Dmitriy T.M. and Claire C. sent in a link to a photo of an NBC cafeteria menu in honor of Black History Month (that’d be February) that featured stereotypical African-American foods:

It’s not the first time.

Many argued that the menu was offensive because it reproduced stereotypes, but I think an interview (no longer available) with the chef who devised the menu complicated the story a bit.

Honestly, I think the main problem here is that Americans live in a racist society and so we have no idea how to celebrate Black History Month (how about with relaxer?).   The rest of the year, we make fun of black people for eating fried chicken. And yet, these are traditional Black southern dishes. So how exactly do we celebrate the holiday?   Do we pretend to valorize the same traditions that we make fun of during the rest of the year?  It makes no sense!  But it makes no sense because we’re still racist.  And we need a Black History Month because we’re still racist.  So, what to do!?

Perhaps the lesson to take from all of this is:  Undermining racism is hard work.   A month dedicated to Black history is a (flesh-colored) band aid, at best.  If we don’t do the other stuff (e.g., challenging the web of racist institutions that preserve class and race privilege), then no amount of fried chicken will make the difference.

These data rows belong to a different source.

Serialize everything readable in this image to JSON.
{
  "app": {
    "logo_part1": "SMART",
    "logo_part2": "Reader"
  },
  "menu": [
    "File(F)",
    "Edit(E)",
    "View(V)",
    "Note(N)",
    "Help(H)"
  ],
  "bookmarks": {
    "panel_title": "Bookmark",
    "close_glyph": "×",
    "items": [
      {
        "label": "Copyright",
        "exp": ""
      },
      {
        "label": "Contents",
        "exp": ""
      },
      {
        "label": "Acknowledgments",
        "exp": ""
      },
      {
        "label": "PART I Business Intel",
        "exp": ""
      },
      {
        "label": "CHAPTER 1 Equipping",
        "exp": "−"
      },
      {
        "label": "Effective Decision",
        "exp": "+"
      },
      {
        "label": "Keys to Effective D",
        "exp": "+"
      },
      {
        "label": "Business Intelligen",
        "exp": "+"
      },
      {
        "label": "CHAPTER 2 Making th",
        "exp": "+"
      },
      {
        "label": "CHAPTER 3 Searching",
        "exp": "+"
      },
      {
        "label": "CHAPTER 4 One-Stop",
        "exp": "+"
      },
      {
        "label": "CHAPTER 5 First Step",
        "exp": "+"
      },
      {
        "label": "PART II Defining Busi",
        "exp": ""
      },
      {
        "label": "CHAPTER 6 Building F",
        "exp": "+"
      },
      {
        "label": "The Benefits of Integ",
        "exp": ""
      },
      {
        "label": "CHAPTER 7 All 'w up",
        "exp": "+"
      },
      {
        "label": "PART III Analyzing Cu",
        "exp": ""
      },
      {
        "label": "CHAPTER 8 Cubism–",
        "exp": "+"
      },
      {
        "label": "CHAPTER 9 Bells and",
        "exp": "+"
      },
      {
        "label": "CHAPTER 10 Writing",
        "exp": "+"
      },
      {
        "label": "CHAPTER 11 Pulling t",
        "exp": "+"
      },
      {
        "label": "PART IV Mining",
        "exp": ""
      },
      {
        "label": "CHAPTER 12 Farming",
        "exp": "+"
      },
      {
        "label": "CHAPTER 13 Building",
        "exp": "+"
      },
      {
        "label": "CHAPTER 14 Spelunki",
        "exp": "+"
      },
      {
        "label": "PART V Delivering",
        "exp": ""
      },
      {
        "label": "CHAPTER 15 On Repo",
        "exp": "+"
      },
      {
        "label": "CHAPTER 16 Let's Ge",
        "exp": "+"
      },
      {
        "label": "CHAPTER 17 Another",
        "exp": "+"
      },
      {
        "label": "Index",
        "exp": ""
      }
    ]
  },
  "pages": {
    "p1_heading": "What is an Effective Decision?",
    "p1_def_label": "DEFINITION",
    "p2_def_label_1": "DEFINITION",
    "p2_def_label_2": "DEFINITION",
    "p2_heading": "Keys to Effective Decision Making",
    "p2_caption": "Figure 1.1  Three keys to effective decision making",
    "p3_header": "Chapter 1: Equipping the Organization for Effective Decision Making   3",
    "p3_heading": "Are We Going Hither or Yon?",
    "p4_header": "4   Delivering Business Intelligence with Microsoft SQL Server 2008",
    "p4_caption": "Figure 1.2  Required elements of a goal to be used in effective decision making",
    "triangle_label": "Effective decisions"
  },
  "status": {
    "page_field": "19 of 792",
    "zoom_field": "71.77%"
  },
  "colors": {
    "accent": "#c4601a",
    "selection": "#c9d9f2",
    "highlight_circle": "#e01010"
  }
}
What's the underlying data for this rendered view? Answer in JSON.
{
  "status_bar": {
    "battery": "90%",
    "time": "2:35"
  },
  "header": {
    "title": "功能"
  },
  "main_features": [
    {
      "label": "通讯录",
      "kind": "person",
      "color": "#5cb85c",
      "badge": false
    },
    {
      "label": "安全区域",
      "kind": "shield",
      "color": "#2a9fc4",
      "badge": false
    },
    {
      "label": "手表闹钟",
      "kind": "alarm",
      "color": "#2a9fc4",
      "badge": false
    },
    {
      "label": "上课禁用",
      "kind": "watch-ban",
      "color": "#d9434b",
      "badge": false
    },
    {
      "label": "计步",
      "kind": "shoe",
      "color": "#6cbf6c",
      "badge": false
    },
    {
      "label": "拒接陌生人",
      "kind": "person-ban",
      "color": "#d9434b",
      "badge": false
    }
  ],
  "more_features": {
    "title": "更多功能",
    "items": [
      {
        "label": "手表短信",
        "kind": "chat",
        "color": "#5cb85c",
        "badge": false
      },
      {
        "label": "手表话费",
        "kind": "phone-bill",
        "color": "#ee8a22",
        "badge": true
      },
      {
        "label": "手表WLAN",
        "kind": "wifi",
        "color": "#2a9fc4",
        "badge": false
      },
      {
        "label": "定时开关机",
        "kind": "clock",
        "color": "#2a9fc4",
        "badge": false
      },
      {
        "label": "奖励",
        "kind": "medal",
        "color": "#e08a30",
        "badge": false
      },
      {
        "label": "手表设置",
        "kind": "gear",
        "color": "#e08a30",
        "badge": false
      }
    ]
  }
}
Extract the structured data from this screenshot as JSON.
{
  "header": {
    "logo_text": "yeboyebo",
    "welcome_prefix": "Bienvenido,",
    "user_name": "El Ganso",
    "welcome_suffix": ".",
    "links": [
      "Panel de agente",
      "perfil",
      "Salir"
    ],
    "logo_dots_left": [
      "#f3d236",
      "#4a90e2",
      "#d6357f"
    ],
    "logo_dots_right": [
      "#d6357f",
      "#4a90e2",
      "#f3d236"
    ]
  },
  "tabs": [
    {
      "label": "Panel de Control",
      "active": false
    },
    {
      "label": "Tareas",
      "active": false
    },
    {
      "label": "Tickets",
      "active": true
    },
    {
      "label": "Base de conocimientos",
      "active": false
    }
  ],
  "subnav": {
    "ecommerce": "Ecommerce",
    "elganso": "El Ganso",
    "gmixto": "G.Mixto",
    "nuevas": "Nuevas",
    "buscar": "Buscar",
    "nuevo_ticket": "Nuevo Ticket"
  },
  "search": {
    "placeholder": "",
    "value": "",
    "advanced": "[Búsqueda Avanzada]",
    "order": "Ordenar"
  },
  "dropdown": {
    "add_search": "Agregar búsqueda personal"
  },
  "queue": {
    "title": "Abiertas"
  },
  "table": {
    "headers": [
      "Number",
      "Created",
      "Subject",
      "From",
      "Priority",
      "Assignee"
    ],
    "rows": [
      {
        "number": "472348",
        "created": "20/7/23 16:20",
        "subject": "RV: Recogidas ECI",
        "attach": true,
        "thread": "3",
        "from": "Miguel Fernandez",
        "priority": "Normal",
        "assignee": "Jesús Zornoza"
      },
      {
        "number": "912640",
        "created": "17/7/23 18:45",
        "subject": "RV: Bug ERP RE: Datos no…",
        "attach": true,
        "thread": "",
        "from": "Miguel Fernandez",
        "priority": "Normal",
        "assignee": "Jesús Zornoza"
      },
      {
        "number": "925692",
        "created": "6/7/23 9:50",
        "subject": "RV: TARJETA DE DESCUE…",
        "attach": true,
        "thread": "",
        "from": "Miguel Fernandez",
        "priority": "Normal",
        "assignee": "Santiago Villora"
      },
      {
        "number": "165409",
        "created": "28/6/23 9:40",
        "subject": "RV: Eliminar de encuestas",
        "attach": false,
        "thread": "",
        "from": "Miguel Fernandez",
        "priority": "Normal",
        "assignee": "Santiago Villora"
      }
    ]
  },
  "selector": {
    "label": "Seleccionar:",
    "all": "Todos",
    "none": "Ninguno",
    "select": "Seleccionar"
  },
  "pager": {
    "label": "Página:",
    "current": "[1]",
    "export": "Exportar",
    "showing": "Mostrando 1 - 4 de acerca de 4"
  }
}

Lisa Wade, PhD is an Associate Professor at Tulane University. She is the author of American Hookup, a book about college sexual culture; a textbook about gender; and a forthcoming introductory text: Terrible Magnificent Sociology. You can follow her on Twitter and Instagram.